I know parents who have given their children fencing lessons because the elite sport is popular at many Ivy League colleges. Experience in fencing was a means to an end—a distinctive edge on a college application. Upward mobility in a nutshell. Yet, let's be honest. Most people learn and participate in a sport for the enjoyment of it. I think the movie “Soul Surfer” is an accurate description of autotelos. This movie, still in some theaters is about the life of surfer Bethany Hamilton, who lost her left arm in a shark attack when she was 13 years old. The title is a word play on the term soul surfer, coined in the 1960s to denote someone who surfs purely for pleasure. As Bethany learns to live with one arm, she learns a whole lot about herself as she struggles to determine what is more important—winning or the sport itself. Surfing and surfers are like no other. It’s innately spiritual; they are too.
I believe autotelos could apply to the spiritual life as well. We hope that our commitment to prayer will lead to inner peace, that our prayers will be answered, that we will grow more patient and loving in the process of learning to trust God. And we should. Yet, can we come to recognize that time with God in prayer is gift itself. To simply avail ourselves to God’ presence is to be with the source and center of life. Can we enjoy and appreciate just that? Ultimately, our commitment to deepening one’s relationship to God will bear great fruit. But can we be content with the grace of God in and of itself?

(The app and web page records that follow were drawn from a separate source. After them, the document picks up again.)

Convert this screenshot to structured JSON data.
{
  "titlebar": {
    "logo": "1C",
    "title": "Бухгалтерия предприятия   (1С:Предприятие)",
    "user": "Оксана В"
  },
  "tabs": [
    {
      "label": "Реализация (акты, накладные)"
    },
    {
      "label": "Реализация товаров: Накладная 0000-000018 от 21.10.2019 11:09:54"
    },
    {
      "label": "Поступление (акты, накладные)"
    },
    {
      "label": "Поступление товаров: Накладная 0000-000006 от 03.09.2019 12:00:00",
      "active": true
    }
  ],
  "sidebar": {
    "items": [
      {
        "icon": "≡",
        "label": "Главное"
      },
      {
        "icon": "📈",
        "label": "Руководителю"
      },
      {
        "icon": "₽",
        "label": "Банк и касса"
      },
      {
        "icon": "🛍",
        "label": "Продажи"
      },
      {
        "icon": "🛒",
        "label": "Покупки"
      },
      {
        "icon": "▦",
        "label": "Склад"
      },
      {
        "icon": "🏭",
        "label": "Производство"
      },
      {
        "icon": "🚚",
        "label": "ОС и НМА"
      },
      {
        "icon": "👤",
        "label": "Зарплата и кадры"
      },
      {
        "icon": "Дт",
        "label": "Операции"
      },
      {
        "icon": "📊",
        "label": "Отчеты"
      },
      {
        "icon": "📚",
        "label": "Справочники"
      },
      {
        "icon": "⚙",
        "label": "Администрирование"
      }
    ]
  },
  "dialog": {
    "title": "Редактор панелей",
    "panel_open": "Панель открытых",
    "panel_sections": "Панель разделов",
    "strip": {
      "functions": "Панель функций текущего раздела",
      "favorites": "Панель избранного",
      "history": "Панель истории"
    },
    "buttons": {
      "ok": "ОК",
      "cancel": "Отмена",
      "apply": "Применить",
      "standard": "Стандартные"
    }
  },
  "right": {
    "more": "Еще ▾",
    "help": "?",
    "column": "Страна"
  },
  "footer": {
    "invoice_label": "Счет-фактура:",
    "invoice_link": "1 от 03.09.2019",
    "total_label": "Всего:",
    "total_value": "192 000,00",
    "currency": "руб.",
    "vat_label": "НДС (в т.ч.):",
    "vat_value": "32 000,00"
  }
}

I wish our society shifted its mindset. It’s not easy to do. We love sports because of the clear answers they provide—win or lose, in or out, fair or foul, game on or time out. And we know the spiritual life doesn’t always give us the answers; all too often, the math doesn’t add up. But I do think the grace of a spiritual life is that it helps us live with the questions. And the grace of athletics is we really do have experiences that prove when tested, we can do that. When the questions are too difficult, we don’t face them alone. A team or coach and lift us up, above the hardwood or moral training ground. Take your pick.
John Paul II hosts a mass for athletes
No "I" in "Team" shirt
Soul Surfer Movie Poster
The real Soul Sufer!
Tuesday, May 10, 2011
Sunday, May 8, 2011
I love you, Mom.
I love your aliveness, your joy in living, your understanding, your giving.
And what I love best of all is that you love me.
God of all Mothers, thank you for my mom!